■ WHAT TO PRODUCE: Return all lines of the records that contain the word "duration".

[Data records]

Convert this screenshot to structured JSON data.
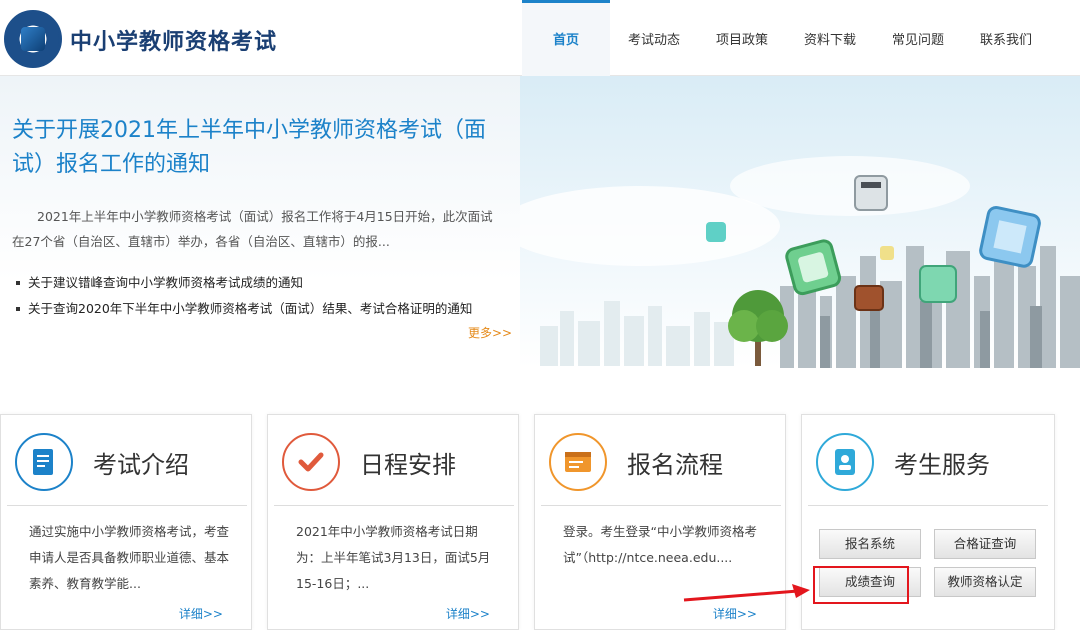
{
  "header": {
    "site_title": "中小学教师资格考试",
    "nav": [
      {
        "label": "首页",
        "active": true
      },
      {
        "label": "考试动态"
      },
      {
        "label": "项目政策"
      },
      {
        "label": "资料下载"
      },
      {
        "label": "常见问题"
      },
      {
        "label": "联系我们"
      }
    ]
  },
  "banner": {
    "title": "关于开展2021年上半年中小学教师资格考试（面试）报名工作的通知",
    "description": "2021年上半年中小学教师资格考试（面试）报名工作将于4月15日开始，此次面试在27个省（自治区、直辖市）举办，各省（自治区、直辖市）的报...",
    "news": [
      "关于建议错峰查询中小学教师资格考试成绩的通知",
      "关于查询2020年下半年中小学教师资格考试（面试）结果、考试合格证明的通知"
    ],
    "more": "更多>>"
  },
  "cards": [
    {
      "title": "考试介绍",
      "body": "通过实施中小学教师资格考试，考查申请人是否具备教师职业道德、基本素养、教育教学能...",
      "more": "详细>>"
    },
    {
      "title": "日程安排",
      "body": "2021年中小学教师资格考试日期为：上半年笔试3月13日，面试5月15-16日；...",
      "more": "详细>>"
    },
    {
      "title": "报名流程",
      "body": "登录。考生登录“中小学教师资格考试”（http://ntce.neea.edu....",
      "more": "详细>>"
    },
    {
      "title": "考生服务",
      "buttons": [
        "报名系统",
        "合格证查询",
        "成绩查询",
        "教师资格认定"
      ]
    }
  ],
  "colors": {
    "accent": "#1c82c9",
    "highlight": "#e3161d",
    "more_orange": "#e58a1a"
  }
}
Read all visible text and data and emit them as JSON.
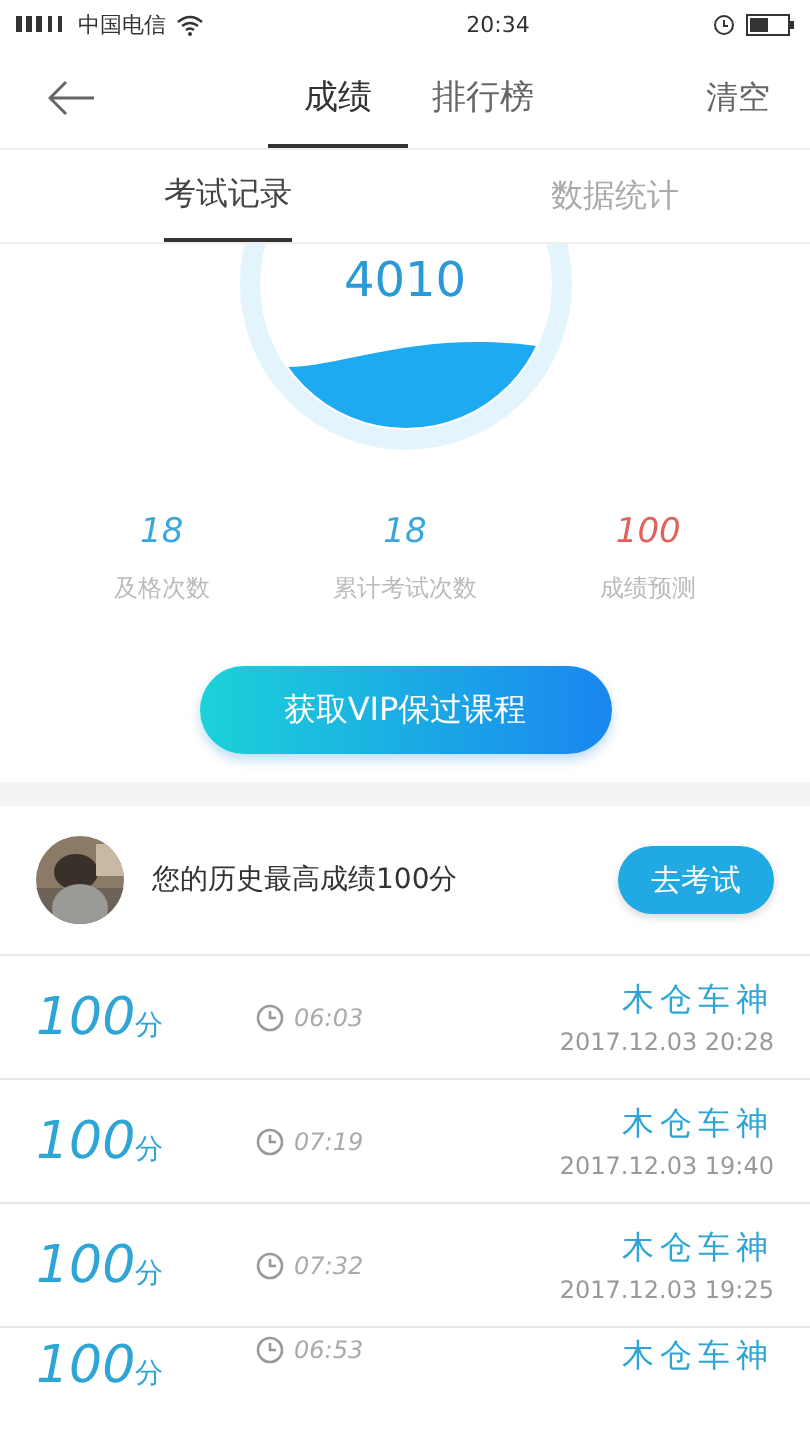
{
  "status_bar": {
    "carrier": "中国电信",
    "time": "20:34"
  },
  "header": {
    "tabs": [
      {
        "label": "成绩",
        "selected": true
      },
      {
        "label": "排行榜",
        "selected": false
      }
    ],
    "action": "清空"
  },
  "subtabs": [
    {
      "label": "考试记录",
      "selected": true
    },
    {
      "label": "数据统计",
      "selected": false
    }
  ],
  "gauge": {
    "value": "4010"
  },
  "stats": [
    {
      "value": "18",
      "label": "及格次数",
      "kind": "normal"
    },
    {
      "value": "18",
      "label": "累计考试次数",
      "kind": "normal"
    },
    {
      "value": "100",
      "label": "成绩预测",
      "kind": "highlight"
    }
  ],
  "vip_button": "获取VIP保过课程",
  "best": {
    "text": "您的历史最高成绩100分",
    "button": "去考试"
  },
  "records": [
    {
      "score": "100",
      "unit": "分",
      "duration": "06:03",
      "name": "木仓车神",
      "date": "2017.12.03  20:28"
    },
    {
      "score": "100",
      "unit": "分",
      "duration": "07:19",
      "name": "木仓车神",
      "date": "2017.12.03  19:40"
    },
    {
      "score": "100",
      "unit": "分",
      "duration": "07:32",
      "name": "木仓车神",
      "date": "2017.12.03  19:25"
    },
    {
      "score": "100",
      "unit": "分",
      "duration": "06:53",
      "name": "木仓车神"
    }
  ]
}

■ RESULT BELOW:
      "duration": "06:03",
      "duration": "07:19",
      "duration": "07:32",
      "duration": "06:53",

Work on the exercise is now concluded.